August 12, 2021 by Jason Contant
A lack of catastrophic events in the first half of 2021 and decreased personal auto and commercial claims related to COVID-19 contributed to a 6.7% improvement in Aviva Canada’s combined operating ratio (COR) in the first half of 2021 compared to the same time a year ago.
Aviva plc reported its 2021 half-year results Thursday, including results for Canada. Aviva Canada’s COR improved from 95.5% for the first half of 2020 (HY20) to 88.8% in the first half of 2021 (HY21).
Commercial lines saw a significant COR improvement to 90.6% in HY21, down 24.4 percentage points from 115% in HY20. This was “due to decreased claims, mostly as a result of COVID-19,” Aviva plc said in its half-year report for 2021.
In personal lines, the COR for Aviva’s Canadian business was up 1.5% in HY21 to 87.9% from 86.4% in HY20, “driven by an increased contingent profit commission provision and unfavourable prior-year development, partially offset by better pricing and underwriting and reduced catastrophic weather losses.”

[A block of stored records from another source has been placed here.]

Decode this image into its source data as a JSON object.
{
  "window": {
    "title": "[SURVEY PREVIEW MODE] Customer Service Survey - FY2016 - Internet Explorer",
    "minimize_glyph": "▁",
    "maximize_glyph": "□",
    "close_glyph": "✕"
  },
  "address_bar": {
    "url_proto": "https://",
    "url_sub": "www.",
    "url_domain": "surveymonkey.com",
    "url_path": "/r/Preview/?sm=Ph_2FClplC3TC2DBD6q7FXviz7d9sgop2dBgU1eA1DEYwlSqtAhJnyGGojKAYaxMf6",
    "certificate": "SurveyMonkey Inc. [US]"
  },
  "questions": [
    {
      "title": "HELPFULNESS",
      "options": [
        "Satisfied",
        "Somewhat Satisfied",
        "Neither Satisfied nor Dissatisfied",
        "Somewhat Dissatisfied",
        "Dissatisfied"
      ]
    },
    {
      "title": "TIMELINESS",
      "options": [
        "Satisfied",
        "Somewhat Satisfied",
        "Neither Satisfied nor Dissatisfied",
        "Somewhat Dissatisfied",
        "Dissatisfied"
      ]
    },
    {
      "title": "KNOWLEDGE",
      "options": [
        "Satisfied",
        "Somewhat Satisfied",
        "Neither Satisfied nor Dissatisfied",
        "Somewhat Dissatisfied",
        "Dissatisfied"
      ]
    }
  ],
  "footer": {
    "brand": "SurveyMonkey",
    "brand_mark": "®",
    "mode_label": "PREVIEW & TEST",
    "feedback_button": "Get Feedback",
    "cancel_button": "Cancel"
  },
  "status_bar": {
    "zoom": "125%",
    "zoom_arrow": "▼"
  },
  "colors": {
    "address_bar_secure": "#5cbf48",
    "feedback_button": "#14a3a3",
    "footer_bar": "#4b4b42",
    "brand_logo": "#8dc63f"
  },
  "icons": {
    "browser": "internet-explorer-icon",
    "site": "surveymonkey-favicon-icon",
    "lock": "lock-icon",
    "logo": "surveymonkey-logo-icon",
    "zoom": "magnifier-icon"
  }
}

One main difference in the commercial results year-over-year was that last year, the insurer set aside some reserves for COVID-19-related losses on business interruption, Aviva Canada CEO Jason Storah told Canadian Underwriter in an interview Thursday. This included a large program that paid out claims for dental operations affected by the pandemic.
“We didn’t do that this year. And that is behind us,” Storah said. “So that’s a really big driver of the result, as well as just the continued underlying improvement and performance of our commercial business.”
A very benign Cat season for the first half of the year, lower driving activity due to the pandemic, along with the continued improvement in the underlying performance of the business factored into the personal lines results, Storah said.
“I would never expect to have no Cats in the first half of the year,” he added when asked if there were any surprising results from the half-year results for 2021. “That’s definitely unusual. So, we will take that as a one-off. We’ve seen Cats obviously come with a vengeance in July.”
For example, on July 2, a massive hailstorm in Calgary caused an estimated $247 million in insured damage, according to initial estimates from Catastrophe Indices and Quantification Inc. (CatIQ). Industry experts also believe that a tornado that swept through Barrie, Ont. July 15 will be considered a Cat.
As for Aviva Canada’s HY21 results, gross written premiums (GWP) were up 6% to £1.661 billion (HY20: £1.580 billion). In personal lines, GWP of £1.047 billion (HY20: £1.029 billion) was “marginally higher despite rate reductions in Ontario [auto] applied towards the end of the period,” the half-year report said. Commercial lines GWP increased to £614 million (HY20: £551 million) “mostly due to increased rate in the prevailing hard market, change in business mix, new business activity and higher policy retention.”
In HY21, the underwriting result was £174 million (HY20: £68 million), mainly driven by strong premium increases in commercial lines, lower catastrophic weather losses, and benefits from lower net claims incurred as a result of COVID-19. This was partially offset by unfavourable prior-year reserve development and higher contingent profit commission payments. Long-term investment return worsened by 10% mainly due to lower reinvestment yields and reduced dividend income.
What will the future hold? Storah told Canadian Underwriter that he expects an upward trend in driving activity. “It might be that driving activity is different in nature,” he said. “But we’re definitely expecting to see that, and then that will have an increased impact on claims.”
The insurer will then look at rate reductions and rate actions taken to see what needs to be done going forward, given increased driving activity and claims.
On the commercial side, Storah expects to see a continued hardening of rates. Although some lines of business are seeing some pressures ease, “I do think that the continued hardening of the commercial market is going to continue for the foreseeable future,” Storah said.
Beyond personal and commercial lines, Storah said Aviva will remain focused on its climate change initiatives. Earlier this year, Aviva announced it plans to become a net zero carbon emissions company by 2040. Aviva Canada also said it will invest $1 million in WWF-Canada’s nature and climate grant program to fight biodiversity loss and climate change.
There is a paperless initiative in place as well, Storah noted. “We’re really, really working hard on where we can digitize, automate and simplify our business for our customers and our brokers.”
From a pandemic standpoint, Aviva Canada opened its offices in July, up to a maximum of 20% capacity. “We’re hoping that at some point, we’ll be able to move to a phase two of that where we can get up to a capacity of 50%, maybe some time in the fall, depending on provincial guidelines” Storah said.
“We’ll look at the provincial guidelines, and we’ll add a layer of our own conservatism in place, and then we’ll go from there. We’re ready to react, depending on what the government advice is and what happens with infection rates.”
Feature image by iStock.com/takasuu